Security researchers at FireEye, Mandiant say they have uncovered previously unknown attacks on the Cisco routers, allowing hackers to harvest data while going undetected by existing cybersecurity defenses. Routers maintain critical positions as they are located on the boundaries of a network as well as in the core. A router implanted with a backdoor provides attackers a very easy entry point to establish a foothold and compromise other hosts and critical data.
While this attack could be possible on any router technology, in this case, the targeted victims were Cisco routers. The Mandiant team found 14 instances of this router implant, dubbed SYNful Knock, across four countries: Ukraine, Philippines, Mexico, and India.
According to Cisco, "In the past, attackers were primarily targeting infrastructure devices to create a denial of service (DoS) situation. While these types of attacks still represent the majority of attacks on network devices, attackers are now looking for ways to subvert the normal behavior of infrastructure devices due to the devices' privileged position within the IT infrastructure. In fact, by owning an infrastructure device such as a router, the attacker may gain a privileged position and be able to access data flows or crypto materials or perform additional attacks against the rest of the infrastructure."

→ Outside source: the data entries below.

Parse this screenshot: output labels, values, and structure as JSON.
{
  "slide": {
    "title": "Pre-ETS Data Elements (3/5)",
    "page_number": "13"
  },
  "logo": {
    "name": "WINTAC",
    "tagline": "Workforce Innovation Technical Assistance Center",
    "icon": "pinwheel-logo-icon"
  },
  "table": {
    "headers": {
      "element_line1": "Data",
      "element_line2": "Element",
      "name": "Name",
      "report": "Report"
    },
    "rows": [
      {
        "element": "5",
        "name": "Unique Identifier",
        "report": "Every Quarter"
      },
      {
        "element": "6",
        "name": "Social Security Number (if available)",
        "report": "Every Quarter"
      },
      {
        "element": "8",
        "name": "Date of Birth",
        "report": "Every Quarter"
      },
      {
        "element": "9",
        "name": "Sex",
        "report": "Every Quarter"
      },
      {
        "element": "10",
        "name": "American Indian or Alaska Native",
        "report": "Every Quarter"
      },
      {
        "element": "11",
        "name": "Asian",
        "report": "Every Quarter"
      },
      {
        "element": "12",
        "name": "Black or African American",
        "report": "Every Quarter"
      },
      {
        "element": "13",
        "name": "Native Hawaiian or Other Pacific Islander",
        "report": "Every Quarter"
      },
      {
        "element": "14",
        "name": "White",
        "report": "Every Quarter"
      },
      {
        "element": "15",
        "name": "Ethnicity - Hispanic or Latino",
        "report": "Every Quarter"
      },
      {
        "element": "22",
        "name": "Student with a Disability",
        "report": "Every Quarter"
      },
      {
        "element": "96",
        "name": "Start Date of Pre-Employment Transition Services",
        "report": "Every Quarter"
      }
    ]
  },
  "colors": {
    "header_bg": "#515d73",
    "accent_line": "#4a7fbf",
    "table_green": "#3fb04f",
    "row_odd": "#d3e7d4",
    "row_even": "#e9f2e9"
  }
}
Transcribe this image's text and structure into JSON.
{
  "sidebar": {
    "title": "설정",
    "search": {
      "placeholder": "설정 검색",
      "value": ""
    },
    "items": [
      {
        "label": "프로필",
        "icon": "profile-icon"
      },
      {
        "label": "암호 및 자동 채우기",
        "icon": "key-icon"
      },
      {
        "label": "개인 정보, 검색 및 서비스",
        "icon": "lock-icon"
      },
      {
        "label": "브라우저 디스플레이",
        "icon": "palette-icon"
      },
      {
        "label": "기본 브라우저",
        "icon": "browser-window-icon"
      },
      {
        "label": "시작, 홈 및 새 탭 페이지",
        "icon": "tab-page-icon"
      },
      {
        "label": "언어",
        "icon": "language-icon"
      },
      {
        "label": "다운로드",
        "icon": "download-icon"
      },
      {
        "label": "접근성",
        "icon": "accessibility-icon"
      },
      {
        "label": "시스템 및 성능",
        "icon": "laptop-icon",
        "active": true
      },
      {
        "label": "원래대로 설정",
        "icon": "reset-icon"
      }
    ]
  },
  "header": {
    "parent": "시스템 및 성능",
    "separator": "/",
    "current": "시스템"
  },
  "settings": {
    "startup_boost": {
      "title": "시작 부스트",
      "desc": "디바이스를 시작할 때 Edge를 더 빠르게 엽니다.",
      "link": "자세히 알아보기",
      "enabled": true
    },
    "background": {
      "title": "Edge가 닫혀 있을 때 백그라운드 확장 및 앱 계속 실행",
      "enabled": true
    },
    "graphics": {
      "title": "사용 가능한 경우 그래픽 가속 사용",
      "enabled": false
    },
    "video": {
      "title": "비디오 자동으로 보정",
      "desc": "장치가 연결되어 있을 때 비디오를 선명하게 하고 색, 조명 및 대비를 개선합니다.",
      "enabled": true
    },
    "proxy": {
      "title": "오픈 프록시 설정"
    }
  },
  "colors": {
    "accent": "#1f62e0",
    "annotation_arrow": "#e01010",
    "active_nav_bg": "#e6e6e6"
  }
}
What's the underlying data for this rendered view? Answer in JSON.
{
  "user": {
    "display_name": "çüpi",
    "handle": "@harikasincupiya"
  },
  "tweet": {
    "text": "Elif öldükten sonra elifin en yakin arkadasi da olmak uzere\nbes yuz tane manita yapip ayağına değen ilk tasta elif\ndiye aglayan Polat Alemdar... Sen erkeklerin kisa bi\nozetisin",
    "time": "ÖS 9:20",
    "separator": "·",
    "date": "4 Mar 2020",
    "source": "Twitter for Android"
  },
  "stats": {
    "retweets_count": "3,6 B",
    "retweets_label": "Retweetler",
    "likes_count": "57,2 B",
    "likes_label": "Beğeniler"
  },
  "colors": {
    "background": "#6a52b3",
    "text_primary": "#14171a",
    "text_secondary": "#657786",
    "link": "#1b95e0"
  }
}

Routers are attractive to hackers because they operate outside the perimeter of firewalls, anti-virus, behavioral detection software and other security tools that organizations use to safeguard data traffic.
The implant uses techniques that make it very difficult to detect. A clandestine modification of the router's firmware image can be utilized to maintain perpetual presence to an environment. However, it mainly surpasses detection because very few, if any, are monitoring these devices for compromise.
The researchers said that addressing that new threat vector would require a different type of approach and would certainly reveal information about previously unknown compromises.
Cisco confirmed it had alerted customers to the attacks in August and said they were not due to any vulnerability in its own software. Instead, the attackers stole valid network administration credentials from targeted organizations or managed to gain for themselves physical access to the routers.